introduction | ending | interlude | extension of phrase | shout chorus
Interludes are usually related to introductory material, endings, or both. This is a very effective way to create unity and variety in an arrangement. Occasionally interludes will introduce brand new material to a composition.
- Yes I Do utilizes a 10 bar interlude + 2 bar solo break which is a modification of the introduction and ending. This is found after the head and before the trumpet solo and brings a high degree of unity to the arrangement.
- The interlude from Entropical Paradise is also found after the head and preceding the trumpet solo. It uses some material from the introdduction and is an odd number of bars in length, 11 plus a 4-bar solo break.

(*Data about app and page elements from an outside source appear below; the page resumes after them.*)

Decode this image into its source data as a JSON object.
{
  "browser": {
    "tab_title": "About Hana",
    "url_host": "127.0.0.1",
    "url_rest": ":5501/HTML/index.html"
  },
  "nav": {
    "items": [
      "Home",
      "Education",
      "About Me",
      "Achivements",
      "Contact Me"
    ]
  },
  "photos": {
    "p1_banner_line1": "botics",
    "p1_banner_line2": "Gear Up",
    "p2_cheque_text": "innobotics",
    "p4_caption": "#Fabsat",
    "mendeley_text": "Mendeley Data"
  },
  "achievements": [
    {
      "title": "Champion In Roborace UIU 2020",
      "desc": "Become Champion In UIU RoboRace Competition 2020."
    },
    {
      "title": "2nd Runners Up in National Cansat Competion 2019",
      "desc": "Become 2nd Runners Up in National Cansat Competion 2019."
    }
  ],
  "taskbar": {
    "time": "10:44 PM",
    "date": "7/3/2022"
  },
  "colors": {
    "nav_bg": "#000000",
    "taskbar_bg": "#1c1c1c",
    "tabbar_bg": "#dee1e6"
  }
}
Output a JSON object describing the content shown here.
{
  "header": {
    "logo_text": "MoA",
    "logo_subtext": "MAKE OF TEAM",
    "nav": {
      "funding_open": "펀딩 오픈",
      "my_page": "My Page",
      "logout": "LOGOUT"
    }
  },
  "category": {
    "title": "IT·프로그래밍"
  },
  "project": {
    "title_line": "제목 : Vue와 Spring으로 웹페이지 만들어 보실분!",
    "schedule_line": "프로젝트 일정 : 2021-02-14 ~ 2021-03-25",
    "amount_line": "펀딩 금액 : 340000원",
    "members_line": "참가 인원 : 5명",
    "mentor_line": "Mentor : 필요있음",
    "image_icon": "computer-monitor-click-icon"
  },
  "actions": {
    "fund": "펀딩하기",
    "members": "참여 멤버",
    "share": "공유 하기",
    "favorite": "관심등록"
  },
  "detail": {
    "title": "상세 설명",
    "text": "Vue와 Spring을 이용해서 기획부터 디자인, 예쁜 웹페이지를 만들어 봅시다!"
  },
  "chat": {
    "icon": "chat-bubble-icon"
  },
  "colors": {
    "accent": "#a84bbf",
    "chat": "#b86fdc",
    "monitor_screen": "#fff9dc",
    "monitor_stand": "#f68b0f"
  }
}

- This four-bar interlude - listen for the piccolo - from Oleo replaces the last eight bars in the form. The audio example begins on the last eight bars of the tenor solo - bridge of the tune - and ends eight bars into the trumpet solo - first eight bars of the form. This is an excellent example of manipulating the form to create variety. Notice that the trumpet joins the tenor saxophone at the end of the tenor solo to create an improvisatory duet, waits four bars while the interlude is played, and then proceeds to improvise alone.